Filter these entries so that only lines with the word "Canon" remain.

-------- Given information --------

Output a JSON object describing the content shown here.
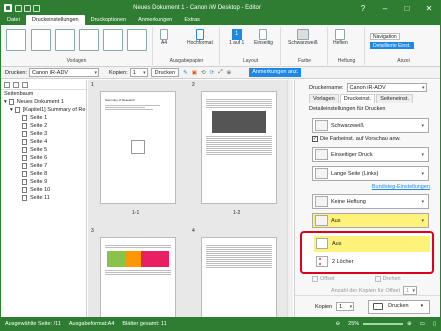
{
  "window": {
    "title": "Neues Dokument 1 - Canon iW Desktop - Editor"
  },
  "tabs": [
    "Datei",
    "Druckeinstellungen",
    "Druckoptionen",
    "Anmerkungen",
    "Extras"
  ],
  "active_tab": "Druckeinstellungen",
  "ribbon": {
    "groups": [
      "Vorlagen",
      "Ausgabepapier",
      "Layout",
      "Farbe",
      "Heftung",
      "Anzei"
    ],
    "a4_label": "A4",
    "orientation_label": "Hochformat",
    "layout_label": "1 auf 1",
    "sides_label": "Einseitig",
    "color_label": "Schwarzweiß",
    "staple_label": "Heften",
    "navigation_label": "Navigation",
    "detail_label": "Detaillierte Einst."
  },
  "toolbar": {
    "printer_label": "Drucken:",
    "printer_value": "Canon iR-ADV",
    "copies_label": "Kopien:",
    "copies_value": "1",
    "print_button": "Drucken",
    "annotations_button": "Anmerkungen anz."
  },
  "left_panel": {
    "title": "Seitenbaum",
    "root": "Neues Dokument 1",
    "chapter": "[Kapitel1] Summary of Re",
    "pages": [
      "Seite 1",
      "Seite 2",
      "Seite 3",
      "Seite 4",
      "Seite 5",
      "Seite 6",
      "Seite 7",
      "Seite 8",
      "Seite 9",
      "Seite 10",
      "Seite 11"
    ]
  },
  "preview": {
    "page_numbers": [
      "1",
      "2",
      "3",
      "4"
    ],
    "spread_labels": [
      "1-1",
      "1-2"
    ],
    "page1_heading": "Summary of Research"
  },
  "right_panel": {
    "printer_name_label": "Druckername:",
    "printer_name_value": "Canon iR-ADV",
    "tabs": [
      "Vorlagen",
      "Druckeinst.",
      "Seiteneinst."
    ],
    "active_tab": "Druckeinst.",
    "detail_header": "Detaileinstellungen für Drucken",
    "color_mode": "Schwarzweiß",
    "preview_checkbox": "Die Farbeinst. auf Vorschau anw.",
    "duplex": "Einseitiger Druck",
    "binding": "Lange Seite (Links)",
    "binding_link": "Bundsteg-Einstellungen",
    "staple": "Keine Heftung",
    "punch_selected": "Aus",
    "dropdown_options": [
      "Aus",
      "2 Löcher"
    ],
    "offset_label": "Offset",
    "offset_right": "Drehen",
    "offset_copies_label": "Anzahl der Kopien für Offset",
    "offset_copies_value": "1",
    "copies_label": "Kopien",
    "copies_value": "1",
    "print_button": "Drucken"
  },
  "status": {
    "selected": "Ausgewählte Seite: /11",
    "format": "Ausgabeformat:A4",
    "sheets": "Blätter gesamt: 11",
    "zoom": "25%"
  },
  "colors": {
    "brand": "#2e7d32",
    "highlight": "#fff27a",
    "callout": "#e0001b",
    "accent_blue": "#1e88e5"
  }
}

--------

• _Solution to the problem_:
    "title": "Neues Dokument 1 - Canon iW Desktop - Editor"
    "printer_value": "Canon iR-ADV",
    "printer_name_value": "Canon iR-ADV",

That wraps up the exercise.